WELLINGTON: New Zealand will independently assess the risk of using China’s Huawei Technologies in 5G networks, Prime Minister Jacinda Ardern said on Monday after a report suggested that British precautions could be used by other nations.
Huawei, the world’s biggest producer of telecoms equipment, faces intense scrutiny in the West over its relationship with the Chinese government and US-led allegations that its equipment could be used by Beijing for spying.
No evidence has been produced publicly and the firm has repeatedly denied the allegations, which have led several Western countries to restrict Huawei’s access to their markets.
The Financial Times reported on Sunday that the British government had decided it can mitigate the risks arising from the use of Huawei equipment in 5G networks. It said Britain’s conclusion would “carry great weight” with European leaders and other nations could use similar precautions.
New Zealand’s intelligence agency in November rejected an initial request from telecommunications services provider Spark to use 5G equipment provided by Huawei.
At the time, the Government Communications Security Bureau (GCSB) gave Spark options to mitigate national security concerns over the use of Huawei equipment, Ardern said on Monday.
“The ball is now in their court,” she told a weekly news conference.
Ardern said New Zealand, which is a member of the Five Eyes intelligence sharing network that includes the United Kingdom and the United States, would conduct its own assessment.
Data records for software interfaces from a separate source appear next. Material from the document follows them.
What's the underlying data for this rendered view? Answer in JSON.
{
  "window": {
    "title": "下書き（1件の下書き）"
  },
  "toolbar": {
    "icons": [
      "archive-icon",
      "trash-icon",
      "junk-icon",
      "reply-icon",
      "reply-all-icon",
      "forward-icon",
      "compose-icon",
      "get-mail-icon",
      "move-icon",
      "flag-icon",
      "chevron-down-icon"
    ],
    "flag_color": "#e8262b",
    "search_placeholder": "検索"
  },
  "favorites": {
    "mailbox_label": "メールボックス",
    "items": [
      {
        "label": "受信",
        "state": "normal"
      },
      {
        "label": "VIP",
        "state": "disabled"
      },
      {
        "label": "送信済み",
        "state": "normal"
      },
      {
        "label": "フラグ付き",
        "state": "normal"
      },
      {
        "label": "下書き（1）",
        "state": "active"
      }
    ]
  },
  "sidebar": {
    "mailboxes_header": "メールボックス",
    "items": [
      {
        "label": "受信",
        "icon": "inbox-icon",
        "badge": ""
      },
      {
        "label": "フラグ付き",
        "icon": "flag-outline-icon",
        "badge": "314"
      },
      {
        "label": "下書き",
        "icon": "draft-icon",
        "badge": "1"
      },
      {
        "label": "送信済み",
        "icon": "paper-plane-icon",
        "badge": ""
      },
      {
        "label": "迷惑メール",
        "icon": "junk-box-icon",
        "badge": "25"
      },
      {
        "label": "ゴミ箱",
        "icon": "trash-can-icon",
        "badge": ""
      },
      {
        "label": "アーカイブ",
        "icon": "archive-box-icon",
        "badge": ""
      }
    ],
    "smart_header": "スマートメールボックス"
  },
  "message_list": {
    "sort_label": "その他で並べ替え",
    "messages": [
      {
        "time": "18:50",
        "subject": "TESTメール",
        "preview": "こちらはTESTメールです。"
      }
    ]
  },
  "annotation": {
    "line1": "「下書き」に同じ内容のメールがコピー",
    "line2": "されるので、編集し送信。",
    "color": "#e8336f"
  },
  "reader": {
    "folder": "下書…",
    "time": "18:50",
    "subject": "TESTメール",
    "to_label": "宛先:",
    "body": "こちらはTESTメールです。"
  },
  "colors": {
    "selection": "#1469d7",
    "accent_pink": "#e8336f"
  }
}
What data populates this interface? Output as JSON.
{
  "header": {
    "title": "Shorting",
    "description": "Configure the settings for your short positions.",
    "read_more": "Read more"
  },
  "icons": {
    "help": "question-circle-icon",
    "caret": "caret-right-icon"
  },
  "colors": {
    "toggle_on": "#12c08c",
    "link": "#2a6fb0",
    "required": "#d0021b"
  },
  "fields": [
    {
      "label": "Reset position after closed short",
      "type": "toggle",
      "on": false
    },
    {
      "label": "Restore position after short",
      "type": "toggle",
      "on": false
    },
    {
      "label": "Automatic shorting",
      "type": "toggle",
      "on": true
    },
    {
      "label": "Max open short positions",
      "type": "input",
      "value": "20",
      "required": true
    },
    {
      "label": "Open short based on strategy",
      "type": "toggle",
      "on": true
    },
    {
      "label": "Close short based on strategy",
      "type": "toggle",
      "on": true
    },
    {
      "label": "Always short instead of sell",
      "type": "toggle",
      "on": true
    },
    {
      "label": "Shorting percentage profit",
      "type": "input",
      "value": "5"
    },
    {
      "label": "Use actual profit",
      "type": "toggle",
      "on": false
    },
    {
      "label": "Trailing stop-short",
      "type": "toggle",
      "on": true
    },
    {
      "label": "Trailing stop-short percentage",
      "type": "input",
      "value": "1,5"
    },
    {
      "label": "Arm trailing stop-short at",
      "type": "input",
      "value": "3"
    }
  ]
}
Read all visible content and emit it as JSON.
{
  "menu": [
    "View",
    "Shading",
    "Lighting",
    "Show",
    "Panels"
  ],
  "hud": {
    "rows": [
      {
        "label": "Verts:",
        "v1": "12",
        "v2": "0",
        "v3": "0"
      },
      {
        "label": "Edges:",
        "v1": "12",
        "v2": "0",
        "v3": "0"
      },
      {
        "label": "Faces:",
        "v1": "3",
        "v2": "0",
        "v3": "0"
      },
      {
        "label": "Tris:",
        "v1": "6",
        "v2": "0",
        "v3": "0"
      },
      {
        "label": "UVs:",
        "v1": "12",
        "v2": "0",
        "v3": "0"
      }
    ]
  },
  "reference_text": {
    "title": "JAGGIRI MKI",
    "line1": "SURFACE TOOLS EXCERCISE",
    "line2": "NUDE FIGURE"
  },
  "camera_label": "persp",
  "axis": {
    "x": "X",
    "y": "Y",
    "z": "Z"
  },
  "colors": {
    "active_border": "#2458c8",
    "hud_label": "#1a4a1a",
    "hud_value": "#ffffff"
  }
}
“I would expect the GCSB to apply with our legislation and our own security assessments. It is fair to say Five Eyes, of course, share information but we make our own independent decisions,” she said.
Huawei New Zealand did not immediately respond to a request for comment. Spark said it was in discussions with GCSB officials.
“We are working through what possible mitigations we might be able to provide to address the concerns raised by the GCSB and have not yet made any decision on whether or when we should submit a revised proposal to GCSB,” Spark spokesman Andrew Pirie said in an emailed statement.
The Huawei decision, along with the government’s tougher stance on China’s growing influence in the Pacific, has some politicians and foreign policy analysts worried about potential strained ties with a key trading partner.
Ardern’s planned first visit to Beijing has faced scheduling issues, and China last week postponed a major tourism campaign in New Zealand days before its launch.
Ardern said her government’s relationship with China was strong despite some complex issues.
“Visits are not a measure of the health of a relationship they are only one small part of it,” she said, adding that trade and tourism ties remained strong.